The North Carolina General Assembly meets in the State Legislative Building in Raleigh, seen here in Feb. 2018. Frank Taylor / Carolina Public Press

Journalism with impact

I want to receive independent, investigative local news every day.

The House Select Committee on COVID-19 is set to review an initial set of bills Tuesday, the first of several expected as the state responds to the new coronavirus pandemic’s impact.

Working groups of legislators, in health care, education, economic support and continuity of state operations, are all advancing potential legislation in order to hit the ground running when the legislature returns to session April 24.

NC journalism you can trust

Subscribe for free nonpartisan, independent news for North Carolina.

The initial bills will be heard by the Economic Support Working Group on Tuesday during a 10 a.m. teleconference.

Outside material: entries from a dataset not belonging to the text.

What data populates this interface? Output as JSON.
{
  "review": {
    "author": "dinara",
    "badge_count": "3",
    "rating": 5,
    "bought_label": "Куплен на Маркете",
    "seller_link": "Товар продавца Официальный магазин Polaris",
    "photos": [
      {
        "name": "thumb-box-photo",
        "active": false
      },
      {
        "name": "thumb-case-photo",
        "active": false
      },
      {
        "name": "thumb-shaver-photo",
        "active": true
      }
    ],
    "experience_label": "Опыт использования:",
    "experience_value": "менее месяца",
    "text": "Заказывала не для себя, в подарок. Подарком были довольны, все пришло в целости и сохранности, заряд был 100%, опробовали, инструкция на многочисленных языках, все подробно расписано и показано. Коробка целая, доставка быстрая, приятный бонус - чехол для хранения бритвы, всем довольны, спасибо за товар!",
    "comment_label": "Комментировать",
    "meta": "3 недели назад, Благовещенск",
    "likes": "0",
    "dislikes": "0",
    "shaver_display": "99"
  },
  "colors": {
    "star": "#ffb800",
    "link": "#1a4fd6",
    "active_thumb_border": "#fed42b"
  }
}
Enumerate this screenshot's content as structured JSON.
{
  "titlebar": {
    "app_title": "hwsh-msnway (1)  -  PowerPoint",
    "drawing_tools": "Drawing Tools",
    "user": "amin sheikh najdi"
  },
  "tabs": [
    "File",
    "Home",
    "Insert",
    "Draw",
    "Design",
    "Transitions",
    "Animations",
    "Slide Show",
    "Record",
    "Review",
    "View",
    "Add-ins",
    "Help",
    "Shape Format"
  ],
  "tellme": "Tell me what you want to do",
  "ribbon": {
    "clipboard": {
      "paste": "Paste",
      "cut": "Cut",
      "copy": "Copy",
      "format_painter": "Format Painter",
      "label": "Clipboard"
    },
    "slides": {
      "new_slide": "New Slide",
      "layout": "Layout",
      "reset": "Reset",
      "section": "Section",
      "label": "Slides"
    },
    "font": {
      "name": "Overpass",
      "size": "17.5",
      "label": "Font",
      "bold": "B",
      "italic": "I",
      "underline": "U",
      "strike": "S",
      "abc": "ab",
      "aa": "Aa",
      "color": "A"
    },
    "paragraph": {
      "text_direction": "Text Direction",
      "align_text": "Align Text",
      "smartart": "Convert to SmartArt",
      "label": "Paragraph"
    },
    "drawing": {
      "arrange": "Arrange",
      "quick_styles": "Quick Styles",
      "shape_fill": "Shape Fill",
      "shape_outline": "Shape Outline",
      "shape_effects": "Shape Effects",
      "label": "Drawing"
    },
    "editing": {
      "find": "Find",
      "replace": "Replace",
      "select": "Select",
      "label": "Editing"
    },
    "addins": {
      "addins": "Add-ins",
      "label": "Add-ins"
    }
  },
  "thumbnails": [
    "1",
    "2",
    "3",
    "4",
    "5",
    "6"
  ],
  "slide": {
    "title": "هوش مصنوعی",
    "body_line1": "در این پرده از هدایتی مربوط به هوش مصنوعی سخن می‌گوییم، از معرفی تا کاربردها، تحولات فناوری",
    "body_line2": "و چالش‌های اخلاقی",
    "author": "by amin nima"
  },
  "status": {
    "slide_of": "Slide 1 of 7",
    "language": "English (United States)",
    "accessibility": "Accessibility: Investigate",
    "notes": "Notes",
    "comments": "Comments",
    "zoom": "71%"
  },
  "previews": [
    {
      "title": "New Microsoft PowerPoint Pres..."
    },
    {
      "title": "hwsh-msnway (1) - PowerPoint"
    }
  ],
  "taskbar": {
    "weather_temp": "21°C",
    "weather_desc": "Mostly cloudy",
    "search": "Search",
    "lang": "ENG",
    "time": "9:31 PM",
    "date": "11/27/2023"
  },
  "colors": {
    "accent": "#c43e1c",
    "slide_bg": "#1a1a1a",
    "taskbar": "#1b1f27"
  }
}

Audio for the meeting will be available on the General Assembly website, with the agenda and materials accessible online.

[The latest: North Carolina coronavirus daily updates]

The working group is expected to review draft bills that would change the state’s unemployment insurance rules and revise the state tax code to conform with federal changes that Congress passed in recent emergency legislation.

The unemployment insurance draft puts into law changes announced in March by Gov. Roy Cooper, allowing employees who lost jobs due to coronavirus closures and layoffs to qualify for the program.

It also waives the one-week delay in filing and work-search requirements for applicants and does not charge benefit payments to employers.

State unemployment filings have exceeded all records in recent weeks, with officials estimating that about 90% are attributable to the pandemic.

As of Friday, the state reported a surge of about 370,000 applications for unemployment since mid-March.

The legislative economy group is also scheduled Tuesday to hear from representatives of the National Federation of Independent Businesses, which represents small businesses, and the N.C. Chamber.

Last week, the group heard from representatives of the travel, restaurant and hospitality industries.

Lynn Minges, president and CEO of the N.C. Restaurant and Lodging Association, reported to legislators that about 350,000 of the state’s roughly 500,000 restaurant jobs and 23,000 of the 80,000 hotel jobs have been lost so far.

The association wants legislators to delay tax collections and create a $100 million emergency fund to provide grants to restaurants and hotels to cover payrolls, vendors, rent and other expenses.

Vince Chelena, N.C. Travel Industry Association executive director, told legislators that he expects to see some recovery over the summer but warned against approving a move by some school systems to try to open as early as the first week of August to make up for lost instruction time, which he said would further damage his industry.

Local municipal and county governments are also asking for assistance as the legislature pulls together a relief bill. Erin Wynia, chief legislative counsel for the N.C. League of Municipalities, told committee members from the Continuity of State Operations Working Group last week that local governments will see a substantial reduction in sales taxes as well as revenues from utilities and from occupancy and meal taxes.

That group meets again at 2 p.m. Tuesday to hear about coronavirus impacts from Transportation Secretary Eric Boyette, Chief Justice Cheri Beasley and state Board of Elections Executive Director Karen Brinson Bell. Materials for the meeting can be found online.

The legislative operations working group will also receive a budget update from state Budget Director Charles Perusse.

Lawmakers will be required to make numerous changes to state budget law in part to conform to federal changes that, among other things, shifted tax collections from April 15 to July 15, two weeks into the state’s new fiscal year.

Budget writers also expect to have a clearer picture of the hit to state finances in the coming weeks.

A preliminary estimate by legislative staff obtained last week by The Associated Press put the projected loss of revenue over the next two years at between $1.5 billion and $2.5 billion.

Also meeting this week via teleconference are the health care and education working groups. The health care group meets at 10 a.m. Thursday followed by a 2 p.m. meeting of the education group.

Materials for the meetings will be posted to the select committee website.

Kirk Ross

Based in the Triangle, Kirk Ross is the capital bureau chief for Carolina Public Press. Contact him at kross@carolinapublicpress.org.

Leave a comment

Your email address will not be published. Required fields are marked *